From what I have learned from the mothers mothering around me, those that are the happiest of campers, those who are counting the hours until bedtime each day, and from all the others in between, is that there is a deep pride in mothering. We are lionesses, hell bend on Getting It Right. Women who haven’t slept all night paint on bright smiles along with their mascara when they should be asking their mummy mates to sit with their babies while they go back to bed. Women taking PND medication do so in secret, when these brave and strong mothers should be encouraged to shout it proudly from the rooftops so as to inspire other sufferers to take the same action and find healing. The feeling of being broken is often so unfamiliar that the new mum, guilty as hell for not being as happy as she thought she would be/feels she ought to be, hides it from everyone around her. The feeling that you are broken is not known or talked about enough. The GPs aren’t visited and the medication is not handed out because women, lying breathless underneath all the pressure society places on her chest, are ashamed, and so the problem stays hidden instead of being fixed. Fertility problems may have meant that the baby took a while to arrive, and this will only add to the pressure to Love Every Minute, and the negatives feelings that ensue can be suffocating.
I’m lonely. I’m a really nice person! But I haven’t got any mummy mates!
I became a mother six and a half years ago, and I’ve been really rather idiotically happy ever since. But I know with absolute certainty that however adorable and hilarious and fun my kids are, one of the main reasons that I am having so much fun raising them every day is because I am doing so alongside some really excellent friends. My mummy mates are incredible women; all inspire me in their own ways, and all of them together add hugely to the patchwork quilt that is motherhood, and bring so much fun to the every day. If I was doing this all on my own I would have climbed into the oven long ago. Raising babies with (real) friends, can be the difference between loving and hating this gig. If you’re feeling lonely, you’ve got to get yourself some new pals. Making new friends when you’ve had a baby basically means dating again. Be your lovely honest self at each playrgoup and park you go to, and you’ll have soul mates to last a lifetime. Be brave – ask that chick for her number. You have loads in common and you’re going to get on great.

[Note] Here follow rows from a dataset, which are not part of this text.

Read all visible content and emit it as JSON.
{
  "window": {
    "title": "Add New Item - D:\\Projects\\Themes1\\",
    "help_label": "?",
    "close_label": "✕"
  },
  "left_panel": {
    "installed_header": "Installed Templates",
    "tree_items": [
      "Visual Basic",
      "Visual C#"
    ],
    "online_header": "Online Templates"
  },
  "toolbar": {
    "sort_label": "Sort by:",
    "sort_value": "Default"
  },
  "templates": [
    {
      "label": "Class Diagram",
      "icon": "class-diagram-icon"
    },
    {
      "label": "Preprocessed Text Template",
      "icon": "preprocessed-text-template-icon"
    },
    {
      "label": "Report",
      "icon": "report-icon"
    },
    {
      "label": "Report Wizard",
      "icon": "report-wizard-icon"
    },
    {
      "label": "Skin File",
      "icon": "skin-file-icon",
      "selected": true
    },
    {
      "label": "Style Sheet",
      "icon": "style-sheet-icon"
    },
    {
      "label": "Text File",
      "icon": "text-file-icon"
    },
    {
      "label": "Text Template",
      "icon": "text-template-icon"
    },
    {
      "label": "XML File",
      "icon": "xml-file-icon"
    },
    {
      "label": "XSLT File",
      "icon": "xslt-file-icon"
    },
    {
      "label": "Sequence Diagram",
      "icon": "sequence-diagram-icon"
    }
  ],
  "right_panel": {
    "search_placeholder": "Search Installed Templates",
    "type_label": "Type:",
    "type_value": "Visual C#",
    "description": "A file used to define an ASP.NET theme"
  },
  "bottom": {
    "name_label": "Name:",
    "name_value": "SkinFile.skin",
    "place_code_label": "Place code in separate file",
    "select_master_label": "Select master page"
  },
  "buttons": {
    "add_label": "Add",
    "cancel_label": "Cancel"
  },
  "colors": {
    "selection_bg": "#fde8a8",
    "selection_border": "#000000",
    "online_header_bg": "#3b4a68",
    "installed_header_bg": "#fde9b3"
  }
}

Happy Mummy Happy Baby. Make yourself happy. Surround yourself with other mothers whom you click with. They’re not that hard to find. Live like those in other cultures, who have far less, but for whom parenting is often much more relaxed and enjoyable!
Our ‘developed’ culture has a lot to learn from those supposedly less advanced than us. We have been so busy developing that we have not developed the one thing that truly matters. Parenting is partly instinctive, but all the rest is learned. We are all learning as we go, doing a brand new job with zero training. So go easy on yourself. Give yourself a break. Tell everyone how you are feeling. Ask for help. Be honest. Share your feelings, and your experiences. Learn from those ahead of you – just like in the good old days. And as your own experiences earn you the confidence that you have wanted all along, share that confidence with someone else. Ditch the feeding tent. Bypass the baby small talk at playgroup. Ask the new mum how she is really feeling. Set up an honest mums group like mine. Or even better, turn whatever conversation you are having, wherever you are, into an Honest Mother’s Meeting.
PS: And once in a while, talk about something other than being a mother!